"In one embodiment of the present invention, the systems and methods are directed to cooling hot air inside the data center server cooling room without introducing outside air. The air is cooled by the water based cooling coils inside the cooling modules and the cooled air enters the cold row encapsulation structure through gravity and the lower pressure created inside the interior space of the cold row encapsulation structure. One or more fans draw cold air through the rack-mounted units in the server racks connected to the cold row encapsulation structure to cool the servers and eject hot air from the back side of the server racks. In some embodiments, the fans are enclosed in a fan unit.
"In other embodiments of the present invention, the systems and methods involve mixing outside cool air to cool the servers. In one embodiment, ceiling dampers in a data center may be controlled by a temperature control unit and opened up when the outside temperature reaches certain threshold value. Outside air enters the data center and passes through the cooling module installed on top of the cold row encapsulation structure. One or more fans draw the cold air from the cold row encapsulation structure. Hot air is exhausted to the outside by the ceiling exhaust fans. In some embodiments, to control the moisture in the air in the data center server cooling room, especially when the outside air fails to meet the operating requirements for the servers and other equipment, humidifiers may be used to condition the outside air. In recent years, however, manufacturers of server equipment have significantly relaxed the humidity requirements due to technological advancements.
"The following detailed description together with the accompanying drawings will provide a better understanding of the nature and advantages of various embodiments of the present invention."
For additional information on this patent, see: Noteboom, Scott; Robison,
Keywords for this news article include:
Our reports deliver fact-based news of research and discoveries from around the world.
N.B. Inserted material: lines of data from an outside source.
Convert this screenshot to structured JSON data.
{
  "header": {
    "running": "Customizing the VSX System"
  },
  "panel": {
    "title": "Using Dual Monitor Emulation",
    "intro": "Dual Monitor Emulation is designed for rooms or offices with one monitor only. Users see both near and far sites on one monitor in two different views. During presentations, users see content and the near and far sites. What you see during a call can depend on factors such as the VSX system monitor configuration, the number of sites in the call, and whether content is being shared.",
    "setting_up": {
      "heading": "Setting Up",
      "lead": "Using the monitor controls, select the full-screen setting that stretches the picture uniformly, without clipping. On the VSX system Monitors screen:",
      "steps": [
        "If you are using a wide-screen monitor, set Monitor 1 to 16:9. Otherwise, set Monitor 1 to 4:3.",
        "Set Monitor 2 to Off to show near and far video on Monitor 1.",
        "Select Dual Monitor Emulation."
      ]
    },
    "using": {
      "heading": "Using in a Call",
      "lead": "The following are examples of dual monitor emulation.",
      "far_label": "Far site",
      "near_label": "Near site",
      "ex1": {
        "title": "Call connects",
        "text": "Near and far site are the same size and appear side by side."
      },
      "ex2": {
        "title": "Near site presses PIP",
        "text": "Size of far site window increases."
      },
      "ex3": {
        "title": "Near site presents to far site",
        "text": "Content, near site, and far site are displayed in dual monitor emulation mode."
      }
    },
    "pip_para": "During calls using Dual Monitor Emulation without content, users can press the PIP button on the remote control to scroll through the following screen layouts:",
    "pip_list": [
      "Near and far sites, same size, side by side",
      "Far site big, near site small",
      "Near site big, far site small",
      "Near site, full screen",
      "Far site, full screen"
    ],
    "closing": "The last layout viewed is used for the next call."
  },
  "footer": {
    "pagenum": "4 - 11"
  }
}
Copyright 2014, NewsRx LLC
Most Popular Stories
- New Hershey's Logo Revealed
- Americans Still Pessimistic Despite Economic Growth
- Obama's Delay on Immigration Creates Uncertainty
- Startups Offer Smartphone Banking Apps
- Mexico's Pemex Forecasts 6.7% Drop in 2014 Crude Production
- Echeveste Steps Down, Perez Steps Up at VPE
- 'Longmire' Cancelled, Looks for New Network
- Clippers Deal Started With 2 Numbers
- Hip-Hop Takes Up Ferguson Cause
- Illinois Issues Fracking Rules